After the Liturgy they went to the dining room. Fr. Haralambi took me in to see them at dinner. They sat on benches. At the farther end of the hall was a table and special seat for the hegoumenos.

Our meals were about the same. We usually had hot vegetable or rice soup, large sardines, fish swimming in cut up vegetables and oil, bread, and cucumber. One time we had a dish of beans in the pod. We eked out breakfast with our nuts and raisins.

The main buildings at Russiko are built around a courtyard with the catholicon [main church] in the middle. Since there are always a few Greek monks part of the service in the catholicon is in Greek. The main Russian church is on the top floor at the north or upper side of the courtyard. On the west side is the bell tower and dining hall. To the south is the entrance through a portico. Outside the portico a ramp goes down to the water and is bordered on each side by pink oleanders. Below the monastery proper is a stone building for pilgrims where we stayed. The monastery has a quiet atmosphere; it is hard to believe there are about 350 monks here.

In the afternoon I went to Vespers in the catholicon.

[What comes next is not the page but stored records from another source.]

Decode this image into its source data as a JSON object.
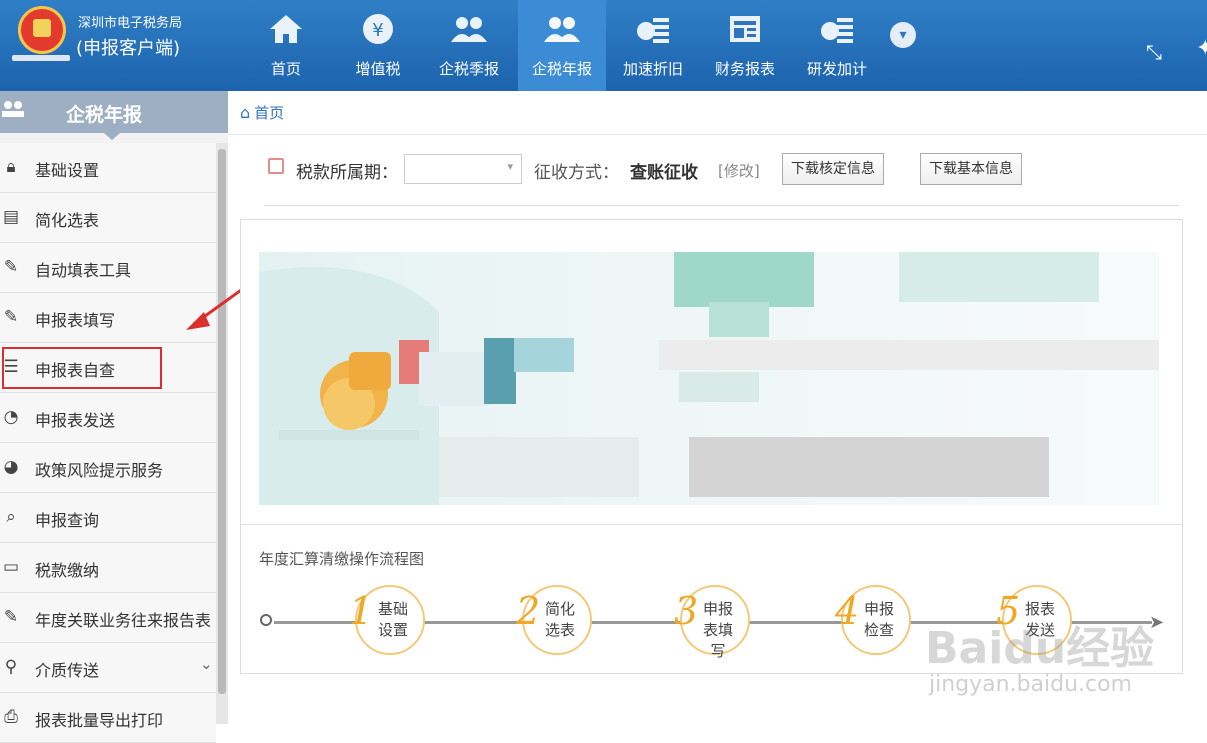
{
  "app": {
    "org_name": "深圳市电子税务局",
    "client_name": "(申报客户端)"
  },
  "nav": [
    {
      "label": "首页",
      "icon": "home-icon"
    },
    {
      "label": "增值税",
      "icon": "yuan-coin-icon"
    },
    {
      "label": "企税季报",
      "icon": "users-icon"
    },
    {
      "label": "企税年报",
      "icon": "users-icon"
    },
    {
      "label": "加速折旧",
      "icon": "coin-stack-icon"
    },
    {
      "label": "财务报表",
      "icon": "report-icon"
    },
    {
      "label": "研发加计",
      "icon": "coin-stack-icon"
    }
  ],
  "sidebar": {
    "title": "企税年报",
    "items": [
      {
        "label": "基础设置",
        "icon": "lock-icon"
      },
      {
        "label": "简化选表",
        "icon": "form-icon"
      },
      {
        "label": "自动填表工具",
        "icon": "edit-icon"
      },
      {
        "label": "申报表填写",
        "icon": "edit-icon"
      },
      {
        "label": "申报表自查",
        "icon": "checklist-icon"
      },
      {
        "label": "申报表发送",
        "icon": "send-icon"
      },
      {
        "label": "政策风险提示服务",
        "icon": "policy-icon"
      },
      {
        "label": "申报查询",
        "icon": "search-doc-icon"
      },
      {
        "label": "税款缴纳",
        "icon": "wallet-icon"
      },
      {
        "label": "年度关联业务往来报告表",
        "icon": "edit-icon"
      },
      {
        "label": "介质传送",
        "icon": "search-icon"
      },
      {
        "label": "报表批量导出打印",
        "icon": "print-icon"
      }
    ]
  },
  "breadcrumb": {
    "home": "首页"
  },
  "filter": {
    "period_label": "税款所属期：",
    "levy_label": "征收方式：",
    "levy_value": "查账征收",
    "modify_link": "[修改]",
    "download_verify_btn": "下载核定信息",
    "download_basic_btn": "下载基本信息"
  },
  "flow": {
    "title": "年度汇算清缴操作流程图",
    "steps": [
      {
        "num": "1",
        "label": "基础设置"
      },
      {
        "num": "2",
        "label": "简化选表"
      },
      {
        "num": "3",
        "label": "申报表填写"
      },
      {
        "num": "4",
        "label": "申报检查"
      },
      {
        "num": "5",
        "label": "报表发送"
      }
    ]
  },
  "watermark": {
    "text": "Baidu经验",
    "url": "jingyan.baidu.com"
  },
  "colors": {
    "topbar": "#1f68b3",
    "accent": "#2f74bd",
    "highlight_box": "#d9302d",
    "step_number": "#f0a724"
  }
}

At first I was in a stall where I couldn't see so an old man took me up front. It was strange to hear some of the chanting in the Byzantine style along with the Slavonic. It seemed to cause some confusion even to the monks. The interior of the catholicon, like the cathedral, almost shone with gold. The icons were usually covered with gold or silver.

July 13. After Liturgy this morning Fr. Haralambi gave us dinner and then brought down an extremely nice monk who spoke French. He showed us around and answered all our questions. Before the Revolution there would sometimes be one thousand pilgrims a week around Easter. Now the capital of the monastery has been lost and they all have to work hard to keep going. He said that the singing was better when there were more younger monks to take the soprano parts. All of them work, some in the gardens, some in the offices, some cutting wood. Those who are too old or feeble take turns reading the Psalter for two hours apiece. We saw one old man doing that in a little chapel. In some ways the monastery is like an old man's home where they are all busy and contented.

He took us to the library and introduced us to the librarian who also spoke French. When he told us that most of the books were on religion, he explained that Orthodox monks made that their specialty and didn't pay much attention to science and learning like the Roman Catholic monks. He showed us some leaves from a Gospel in Greek uncials and a work of Gregory the Theologian which had some gorgeous full-page illustrations. The gold and blue and red were as bright as if they had been applied yesterday. He had Hasluck and Byron but not Riley.

When I mentioned Archbishop Benjamin to the librarian he told me that his secretary who went to the United States with him had once been a Roman Catholic monk who came to Russiko and was so impressed that he became Orthodox. We were told how to distinguish icons of St. Nicholas and St. Sergius. St. Nicholas is always shown wearing vestments.

At about six we packed our things and left. The archontaris showed us the path for fifteen minutes and then said Good bye. It was hard to get a great deal from him because he wasn't naturally talkative and spoke only a little Greek.